BEGIN Records for the task

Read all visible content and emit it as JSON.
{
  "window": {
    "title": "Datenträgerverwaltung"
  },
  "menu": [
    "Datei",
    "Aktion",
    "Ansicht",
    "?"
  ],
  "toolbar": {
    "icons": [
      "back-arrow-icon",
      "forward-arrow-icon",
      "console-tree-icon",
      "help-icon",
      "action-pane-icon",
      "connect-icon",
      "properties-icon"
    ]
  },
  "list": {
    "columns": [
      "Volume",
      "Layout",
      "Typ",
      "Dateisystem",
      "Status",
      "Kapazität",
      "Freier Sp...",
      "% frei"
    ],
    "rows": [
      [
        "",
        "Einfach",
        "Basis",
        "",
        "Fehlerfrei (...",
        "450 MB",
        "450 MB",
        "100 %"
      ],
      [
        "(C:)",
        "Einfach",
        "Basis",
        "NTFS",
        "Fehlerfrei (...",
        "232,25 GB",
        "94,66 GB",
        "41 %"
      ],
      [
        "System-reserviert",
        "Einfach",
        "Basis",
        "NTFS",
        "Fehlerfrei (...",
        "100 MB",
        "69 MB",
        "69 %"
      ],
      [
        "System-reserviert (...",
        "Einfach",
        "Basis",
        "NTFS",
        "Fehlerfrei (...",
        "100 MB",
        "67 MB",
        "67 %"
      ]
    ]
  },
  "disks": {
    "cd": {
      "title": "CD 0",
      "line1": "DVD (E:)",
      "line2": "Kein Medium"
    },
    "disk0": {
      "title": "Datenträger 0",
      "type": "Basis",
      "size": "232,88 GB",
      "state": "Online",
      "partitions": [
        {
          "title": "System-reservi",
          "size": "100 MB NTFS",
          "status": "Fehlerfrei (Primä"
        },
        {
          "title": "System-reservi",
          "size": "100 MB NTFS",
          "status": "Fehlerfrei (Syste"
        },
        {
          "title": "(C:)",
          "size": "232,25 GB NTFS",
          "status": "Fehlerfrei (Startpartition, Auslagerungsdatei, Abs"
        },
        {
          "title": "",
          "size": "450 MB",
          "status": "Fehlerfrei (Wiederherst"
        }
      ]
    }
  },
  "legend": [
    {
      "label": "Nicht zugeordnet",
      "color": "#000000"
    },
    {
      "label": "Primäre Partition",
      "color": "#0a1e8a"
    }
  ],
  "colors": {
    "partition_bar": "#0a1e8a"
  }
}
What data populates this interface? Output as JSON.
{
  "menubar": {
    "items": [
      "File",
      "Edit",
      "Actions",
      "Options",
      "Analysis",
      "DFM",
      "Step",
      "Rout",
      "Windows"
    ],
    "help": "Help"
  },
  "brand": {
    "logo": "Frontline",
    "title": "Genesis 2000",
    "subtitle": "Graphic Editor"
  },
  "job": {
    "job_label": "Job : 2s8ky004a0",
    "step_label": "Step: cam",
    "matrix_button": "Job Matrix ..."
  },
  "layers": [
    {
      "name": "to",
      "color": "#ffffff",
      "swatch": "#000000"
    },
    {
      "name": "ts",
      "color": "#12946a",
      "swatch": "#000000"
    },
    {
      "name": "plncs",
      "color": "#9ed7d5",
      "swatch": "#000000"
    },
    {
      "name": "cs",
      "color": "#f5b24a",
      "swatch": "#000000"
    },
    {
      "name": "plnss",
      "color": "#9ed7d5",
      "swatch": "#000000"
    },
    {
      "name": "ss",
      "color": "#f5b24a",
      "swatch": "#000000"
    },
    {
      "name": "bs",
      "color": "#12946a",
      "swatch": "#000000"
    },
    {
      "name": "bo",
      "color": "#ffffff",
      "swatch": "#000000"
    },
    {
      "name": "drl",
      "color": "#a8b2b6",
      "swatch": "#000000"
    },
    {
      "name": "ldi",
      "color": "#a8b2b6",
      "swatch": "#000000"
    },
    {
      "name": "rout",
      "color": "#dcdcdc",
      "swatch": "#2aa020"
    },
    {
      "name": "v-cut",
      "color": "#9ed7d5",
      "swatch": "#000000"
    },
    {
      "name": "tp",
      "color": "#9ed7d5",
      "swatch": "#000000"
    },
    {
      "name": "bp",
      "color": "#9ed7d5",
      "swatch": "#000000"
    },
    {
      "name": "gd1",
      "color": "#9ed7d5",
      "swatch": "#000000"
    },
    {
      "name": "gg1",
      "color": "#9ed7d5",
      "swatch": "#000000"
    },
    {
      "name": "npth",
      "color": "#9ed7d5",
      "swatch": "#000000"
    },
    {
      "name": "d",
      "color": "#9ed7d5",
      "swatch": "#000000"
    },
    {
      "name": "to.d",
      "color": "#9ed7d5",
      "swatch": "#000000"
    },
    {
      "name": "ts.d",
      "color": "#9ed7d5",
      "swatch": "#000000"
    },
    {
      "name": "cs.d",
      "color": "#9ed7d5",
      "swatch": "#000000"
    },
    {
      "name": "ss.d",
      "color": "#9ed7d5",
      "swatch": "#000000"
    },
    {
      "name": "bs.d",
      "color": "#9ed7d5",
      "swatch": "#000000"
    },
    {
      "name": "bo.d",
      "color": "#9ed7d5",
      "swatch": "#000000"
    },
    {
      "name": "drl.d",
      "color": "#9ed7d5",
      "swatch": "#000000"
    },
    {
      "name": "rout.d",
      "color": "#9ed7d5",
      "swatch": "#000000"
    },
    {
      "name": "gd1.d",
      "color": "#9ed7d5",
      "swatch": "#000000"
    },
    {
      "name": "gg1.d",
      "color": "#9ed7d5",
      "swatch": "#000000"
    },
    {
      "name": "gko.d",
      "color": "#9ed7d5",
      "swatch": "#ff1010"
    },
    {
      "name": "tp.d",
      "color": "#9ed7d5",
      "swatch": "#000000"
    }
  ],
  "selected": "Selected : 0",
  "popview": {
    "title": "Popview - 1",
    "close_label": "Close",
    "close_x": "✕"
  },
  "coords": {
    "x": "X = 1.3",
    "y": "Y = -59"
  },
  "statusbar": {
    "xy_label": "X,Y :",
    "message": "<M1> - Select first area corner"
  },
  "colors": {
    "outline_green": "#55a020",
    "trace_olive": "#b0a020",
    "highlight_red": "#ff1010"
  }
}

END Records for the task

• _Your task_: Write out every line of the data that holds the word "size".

• _Response_:
      "size": "232,88 GB",
          "size": "100 MB NTFS",
          "size": "100 MB NTFS",
          "size": "232,25 GB NTFS",
          "size": "450 MB",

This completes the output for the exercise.